I like wandering about. When I do, it’s always great fun to look up and see a blue disc above a doorway, informing me that this is where Charles Dickens lived, this is where Pepys ate lunch. It gives one a sense of belonging to the past.
It’s a brilliant idea that started in the 1860’s and now in the age of austerity it looks as if this little blue plaque might go the same way of many things so typically British into the memory bins of the past. I hope not. English Heritage took over the scheme and has now announced the end of the programme. With so many people visiting London, I have to ask, why must this practice fade away?
The Blue Plaque has lasted 147 years, having its birth in 1866 when William Ewart and Henry Cole, and the Royal Society of Arts erected the round discs, the first being in 1867 for Lord Byron. A fitting candidate So from 1866- 2013, I suppose that’s been a good run.
In order to have one of these little blue discs put up in one’s honour, the person had to be dead for twenty years and be considered important in their field, having contributed to the human condition in a positive way. They might have lived in the building or spent some time there. Curiously Shakespeare who lived and worked in London, never did get a bit of blue. Odd I think…
Regardless of who gets a blue plaque, London will lose something if the blue disc is to be lost forever.

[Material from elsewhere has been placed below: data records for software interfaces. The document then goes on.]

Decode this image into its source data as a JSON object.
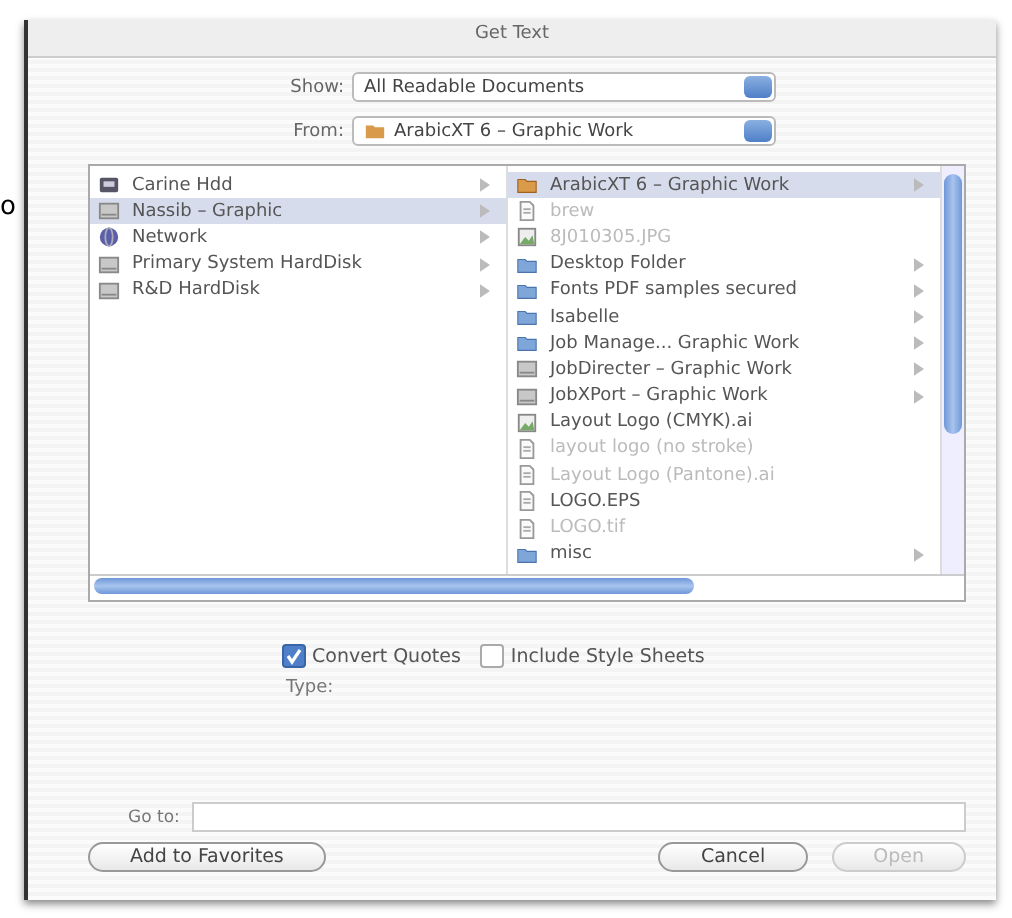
{
  "background_text": "o",
  "window": {
    "title": "Get Text"
  },
  "show": {
    "label": "Show:",
    "value": "All Readable Documents"
  },
  "from": {
    "label": "From:",
    "value": "ArabicXT 6 – Graphic Work"
  },
  "browser": {
    "columns": [
      {
        "items": [
          {
            "name": "Carine Hdd",
            "kind": "disk",
            "selected": false,
            "disabled": false,
            "has_children": true
          },
          {
            "name": "Nassib – Graphic",
            "kind": "drive",
            "selected": true,
            "disabled": false,
            "has_children": true
          },
          {
            "name": "Network",
            "kind": "network",
            "selected": false,
            "disabled": false,
            "has_children": true
          },
          {
            "name": "Primary System HardDisk",
            "kind": "drive",
            "selected": false,
            "disabled": false,
            "has_children": true
          },
          {
            "name": "R&D HardDisk",
            "kind": "drive",
            "selected": false,
            "disabled": false,
            "has_children": true
          }
        ]
      },
      {
        "items": [
          {
            "name": "ArabicXT 6 – Graphic Work",
            "kind": "app",
            "selected": true,
            "disabled": false,
            "has_children": true
          },
          {
            "name": "brew",
            "kind": "doc",
            "selected": false,
            "disabled": true,
            "has_children": false
          },
          {
            "name": "8J010305.JPG",
            "kind": "image",
            "selected": false,
            "disabled": true,
            "has_children": false
          },
          {
            "name": "Desktop Folder",
            "kind": "folder",
            "selected": false,
            "disabled": false,
            "has_children": true
          },
          {
            "name": "Fonts PDF samples secured",
            "kind": "folder",
            "selected": false,
            "disabled": false,
            "has_children": true
          },
          {
            "name": "Isabelle",
            "kind": "folder",
            "selected": false,
            "disabled": false,
            "has_children": true
          },
          {
            "name": "Job Manage... Graphic Work",
            "kind": "folder",
            "selected": false,
            "disabled": false,
            "has_children": true
          },
          {
            "name": "JobDirecter – Graphic Work",
            "kind": "drive",
            "selected": false,
            "disabled": false,
            "has_children": true
          },
          {
            "name": "JobXPort – Graphic Work",
            "kind": "drive",
            "selected": false,
            "disabled": false,
            "has_children": true
          },
          {
            "name": "Layout Logo (CMYK).ai",
            "kind": "image",
            "selected": false,
            "disabled": false,
            "has_children": false
          },
          {
            "name": "layout logo (no stroke)",
            "kind": "doc",
            "selected": false,
            "disabled": true,
            "has_children": false
          },
          {
            "name": "Layout Logo (Pantone).ai",
            "kind": "doc",
            "selected": false,
            "disabled": true,
            "has_children": false
          },
          {
            "name": "LOGO.EPS",
            "kind": "doc",
            "selected": false,
            "disabled": false,
            "has_children": false
          },
          {
            "name": "LOGO.tif",
            "kind": "doc",
            "selected": false,
            "disabled": true,
            "has_children": false
          },
          {
            "name": "misc",
            "kind": "folder",
            "selected": false,
            "disabled": false,
            "has_children": true
          }
        ]
      }
    ]
  },
  "options": [
    {
      "label": "Convert Quotes",
      "checked": true
    },
    {
      "label": "Include Style Sheets",
      "checked": false
    }
  ],
  "type_label": "Type:",
  "go_to": {
    "label": "Go to:"
  },
  "buttons": [
    {
      "label": "Add to Favorites",
      "disabled": false
    },
    {
      "label": "Cancel",
      "disabled": false
    },
    {
      "label": "Open",
      "disabled": true
    }
  ]
}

I am hoping that somehow English Heritage will find a way to save this little bit of our history.